The blog pulpit today officially enshrines insincerity and melodrama as the new black — same as the old black. (Sorry, Pete Townshend.)
You see, I have just emerged from the nearly three-hour “2012,” the latest disaster spectacle from German director Roland Emmerich, in which we watch our own earthly demise in a dizzying, trashy entertainment package of bad acting, second-choice talent (John Cusack, pick up that ghetto-blaster and make another “Say Anything” … we miss you as a cute kid) and computer-generated spectacle.
You can find perfectly good reviews of this movie elsewhere. (That was insincere, and you know it). But this was my take-home. Yep. I speak of the card-carrying B.S. that has become the Esperanto of our daily lives, and the cheesy, soapy genre known as melodrama. Both work so beautifully together, part and parcel of the American Experience.
At first blush, we think of both as bad things. But here’s the rub: We only think we think we do. It’s time to give both notions our fullest measure of love, respect and appreciation.
It’s time to admit they have long been — perhaps have always been — the way we process almost everything.
It’s time to realize how as a culture we can only process reality or entertainment (both of which have long become interchangeable notions) with at least one or both.
Basically, we need everything to be over the top — and we also want the truth to be rinsed off everything, like Alar off an apple.
We understand B.S. to be B.S. We know it’s our common parlance.
Thus, as I walked out after the preview screening of this movie, the usual cluster of very nice, underpaid publicity representatives waited eagerly outside — clipboards and pens at the ready — for critics’ comments.
They were eager to write down words like “fabulous,” “awesome” and “sick” for their corporate bosses. They wanted to tell the distributor that the crowd “loved” it. They were waiting for that hyperbole the way a crack addict waits for his daily rock.

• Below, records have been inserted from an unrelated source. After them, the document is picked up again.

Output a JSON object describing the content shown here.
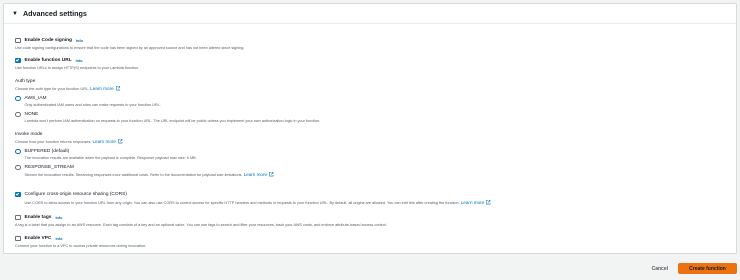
{
  "panel": {
    "title": "Advanced settings"
  },
  "code_signing": {
    "label": "Enable Code signing",
    "info": "Info",
    "desc": "Use code signing configurations to ensure that the code has been signed by an approved source and has not been altered since signing."
  },
  "function_url": {
    "label": "Enable function URL",
    "info": "Info",
    "desc": "Use function URLs to assign HTTP(S) endpoints to your Lambda function."
  },
  "auth_type": {
    "heading": "Auth type",
    "desc": "Choose the auth type for your function URL.",
    "learn_more": "Learn more",
    "options": [
      {
        "label": "AWS_IAM",
        "desc": "Only authenticated IAM users and roles can make requests to your function URL."
      },
      {
        "label": "NONE",
        "desc": "Lambda won't perform IAM authentication on requests to your function URL. The URL endpoint will be public unless you implement your own authorization logic in your function."
      }
    ]
  },
  "invoke_mode": {
    "heading": "Invoke mode",
    "desc": "Choose how your function returns responses.",
    "learn_more": "Learn more",
    "options": [
      {
        "label": "BUFFERED (default)",
        "desc": "The invocation results are available when the payload is complete. Response payload max size: 6 MB"
      },
      {
        "label": "RESPONSE_STREAM",
        "desc": "Stream the invocation results. Streaming responses incur additional costs. Refer to the documentation for payload size limitations.",
        "learn_more": "Learn more"
      }
    ]
  },
  "cors": {
    "label": "Configure cross-origin resource sharing (CORS)",
    "desc": "Use CORS to allow access to your function URL from any origin. You can also use CORS to control access for specific HTTP headers and methods in requests to your function URL. By default, all origins are allowed. You can edit this after creating the function.",
    "learn_more": "Learn more"
  },
  "tags": {
    "label": "Enable tags",
    "info": "Info",
    "desc": "A tag is a label that you assign to an AWS resource. Each tag consists of a key and an optional value. You can use tags to search and filter your resources, track your AWS costs, and enforce attribute-based access control."
  },
  "vpc": {
    "label": "Enable VPC",
    "info": "Info",
    "desc": "Connect your function to a VPC to access private resources during invocation."
  },
  "footer": {
    "cancel": "Cancel",
    "create": "Create function"
  }
}
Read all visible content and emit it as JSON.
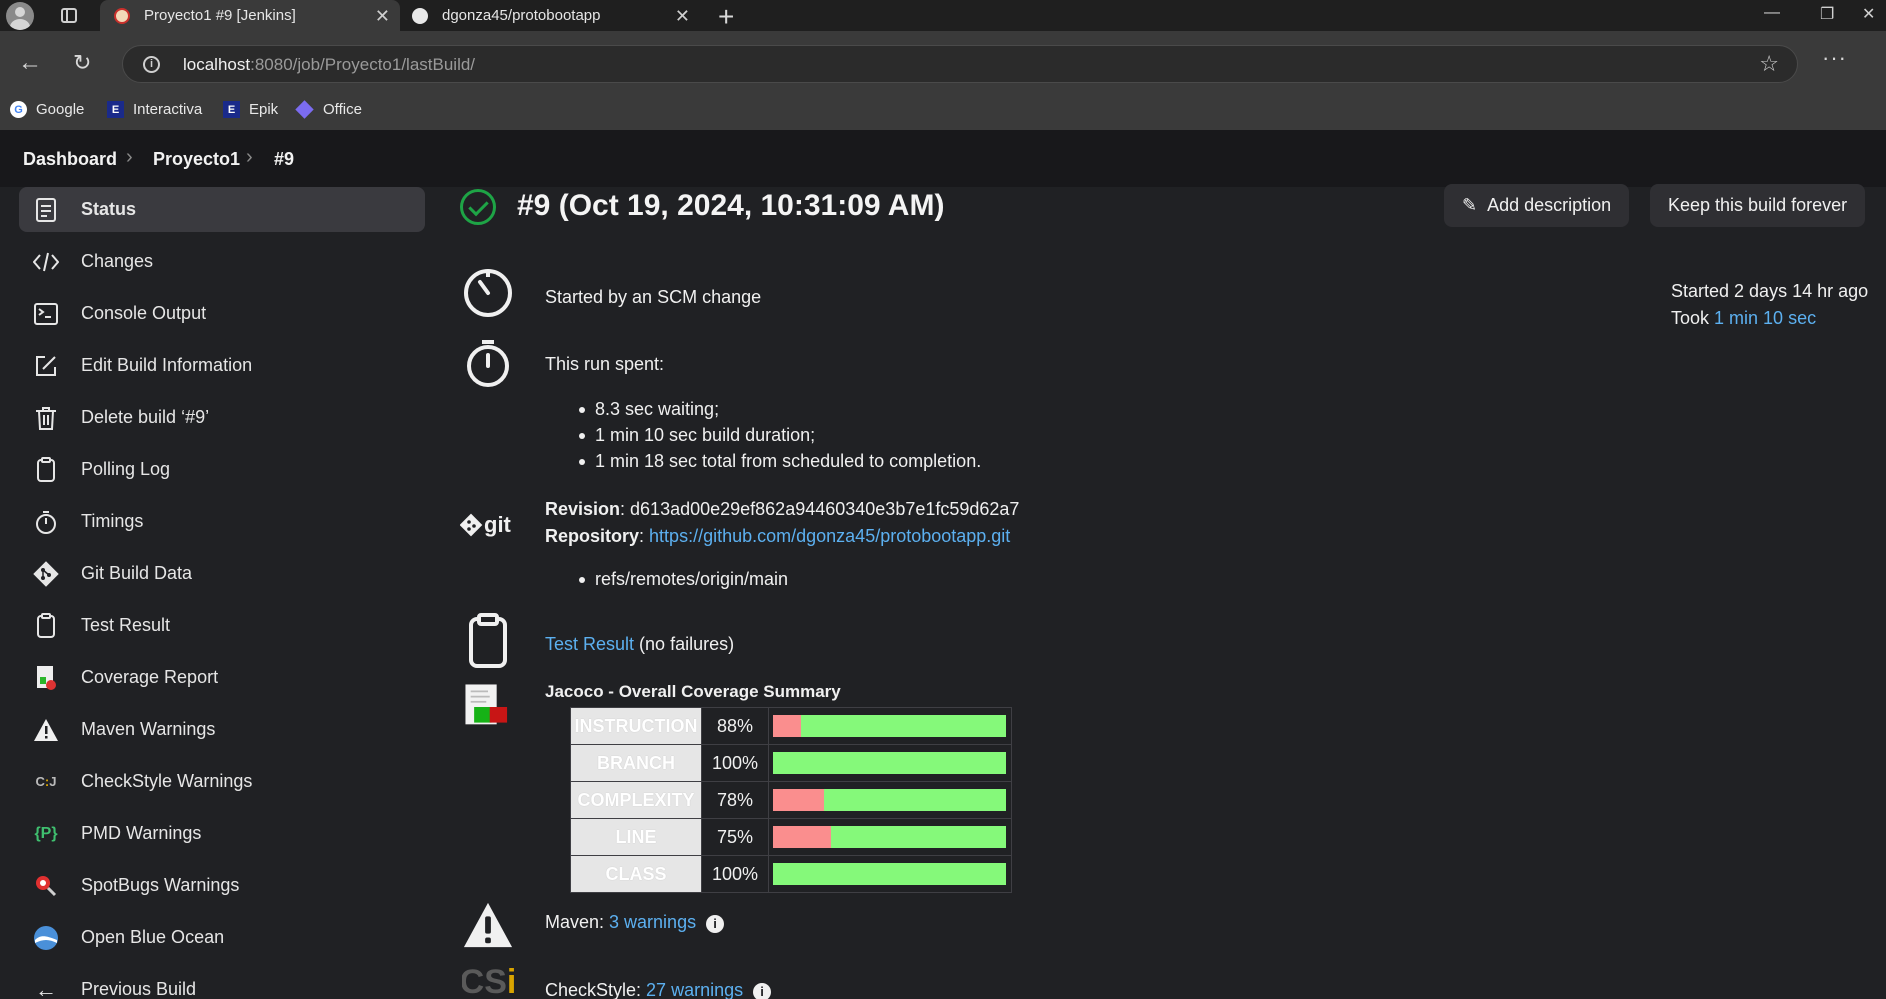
{
  "browser": {
    "tabs": [
      {
        "title": "Proyecto1 #9 [Jenkins]",
        "active": true
      },
      {
        "title": "dgonza45/protobootapp",
        "active": false
      }
    ],
    "url_host": "localhost",
    "url_path": ":8080/job/Proyecto1/lastBuild/",
    "bookmarks": [
      "Google",
      "Interactiva",
      "Epik",
      "Office"
    ]
  },
  "breadcrumb": [
    "Dashboard",
    "Proyecto1",
    "#9"
  ],
  "sidebar": {
    "items": [
      {
        "label": "Status",
        "icon": "status-icon"
      },
      {
        "label": "Changes",
        "icon": "code-icon"
      },
      {
        "label": "Console Output",
        "icon": "terminal-icon"
      },
      {
        "label": "Edit Build Information",
        "icon": "edit-icon"
      },
      {
        "label": "Delete build ‘#9’",
        "icon": "trash-icon"
      },
      {
        "label": "Polling Log",
        "icon": "clipboard-icon"
      },
      {
        "label": "Timings",
        "icon": "stopwatch-icon"
      },
      {
        "label": "Git Build Data",
        "icon": "git-icon"
      },
      {
        "label": "Test Result",
        "icon": "clipboard-icon"
      },
      {
        "label": "Coverage Report",
        "icon": "coverage-icon"
      },
      {
        "label": "Maven Warnings",
        "icon": "warning-icon"
      },
      {
        "label": "CheckStyle Warnings",
        "icon": "checkstyle-icon"
      },
      {
        "label": "PMD Warnings",
        "icon": "pmd-icon"
      },
      {
        "label": "SpotBugs Warnings",
        "icon": "spotbugs-icon"
      },
      {
        "label": "Open Blue Ocean",
        "icon": "blue-ocean-icon"
      },
      {
        "label": "Previous Build",
        "icon": "arrow-left-icon"
      }
    ]
  },
  "build": {
    "title": "#9 (Oct 19, 2024, 10:31:09 AM)",
    "add_description": "Add description",
    "keep_forever": "Keep this build forever",
    "started_by": "Started by an SCM change",
    "started_ago": "Started 2 days 14 hr ago",
    "took_label": "Took ",
    "took_value": "1 min 10 sec",
    "run_spent": "This run spent:",
    "run_items": [
      "8.3 sec waiting;",
      "1 min 10 sec build duration;",
      "1 min 18 sec total from scheduled to completion."
    ],
    "revision_label": "Revision",
    "revision_value": ": d613ad00e29ef862a94460340e3b7e1fc59d62a7",
    "repository_label": "Repository",
    "repository_sep": ": ",
    "repository_url": "https://github.com/dgonza45/protobootapp.git",
    "refs": "refs/remotes/origin/main",
    "test_result_link": "Test Result",
    "test_result_suffix": " (no failures)",
    "jacoco_title": "Jacoco - Overall Coverage Summary",
    "coverage": [
      {
        "label": "INSTRUCTION",
        "pct": "88%",
        "covered": 0.88
      },
      {
        "label": "BRANCH",
        "pct": "100%",
        "covered": 1.0
      },
      {
        "label": "COMPLEXITY",
        "pct": "78%",
        "covered": 0.78
      },
      {
        "label": "LINE",
        "pct": "75%",
        "covered": 0.75
      },
      {
        "label": "CLASS",
        "pct": "100%",
        "covered": 1.0
      }
    ],
    "maven_label": "Maven: ",
    "maven_link": "3 warnings",
    "checkstyle_label": "CheckStyle: ",
    "checkstyle_link": "27 warnings"
  },
  "colors": {
    "success": "#1ea446",
    "link": "#5cb0f0",
    "covered": "#85f97a",
    "missed": "#fa8e8e"
  }
}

And everyone emerging understood the kind of B.S. they were supposed to spout. After all, we are all literate in the discourse of quotidian insincerity (“Hey, what’s new with you?” “You have yourself a great day, okay?”) and movie hype. (“Best Disaster Movie Since ‘The Day After Tomorrow!!!’”). And so they did.
My way of dealing with the reps, who are nice people after all, was to say, “We saved the world! We saved the world!”
To me, this implied the insincerity and hype they wanted, plus I didn’t feel too dirty about the transaction.
Insincerity and melodrama have been interchangeable in the movies since D.W. Griffith used outright racism and melodramatic treacle in 1915’s “The Birth of a Nation.” Ditto for our “dialogue” and “conversation” in political life. (Town Hall Screamfests anyone? And then there’s the political ad that concludes with “This is Senator Marlon Q. Snakeoil and I approve this message.”)
Same for television, whether it’s “serious” "John Adams"-type drama, or a detergent commercial, or an infomercial, or even one of those CNN banners heralding the latest Crisis/Flood/Earthquake/Shooting in the Heartland/Along the Border/In Afghanistan/Anyplace USA.
All B.S. all the time, no matter how “highbrow” someone or something pretends to be.
We wallow in a corn-sweetened cesspool of insincerity, hype and over-the-top drama. And for one fleeting moment during the movie, I forgot that. You see, I had a true emotional response. Just for a second.
But it was a breach of the moviegoing rules — almost as momentous as Lucifer entertaining the momentary notion he was as great as the Almighty and getting shuttled off to hell.
I should have remembered I was supposed to watch the wholesale destruction of the world as a popcorn spectacle. I was supposed to ignore the bad one liners, or the fact that Cusack and his family drive through an ongoing blitzkrieg of widening cracks in the earth, and molten lava projectiles without so much as a mark on their faces.
What happened is, I watched a tsunami rise above the White House and waste it. In one computer-generated maneuver, the Casa Blanca became instant mush. I found it very disconcerting. No fun to watch at all because — HELLO! — it is a national treasure.
And yes, even in a secular no-sacred-cows world, this felt wrong.
When someone appropriates a virginal image from you, you feel spiritually pawed or mauled or something. And for one sad moment, I mourned the loss of this American institution. And then I thought: “What are you thinking? You idiot!”
Sorry, folks. Won’t happen again. I’m all the wiser now.
And you have yourself a great weekend.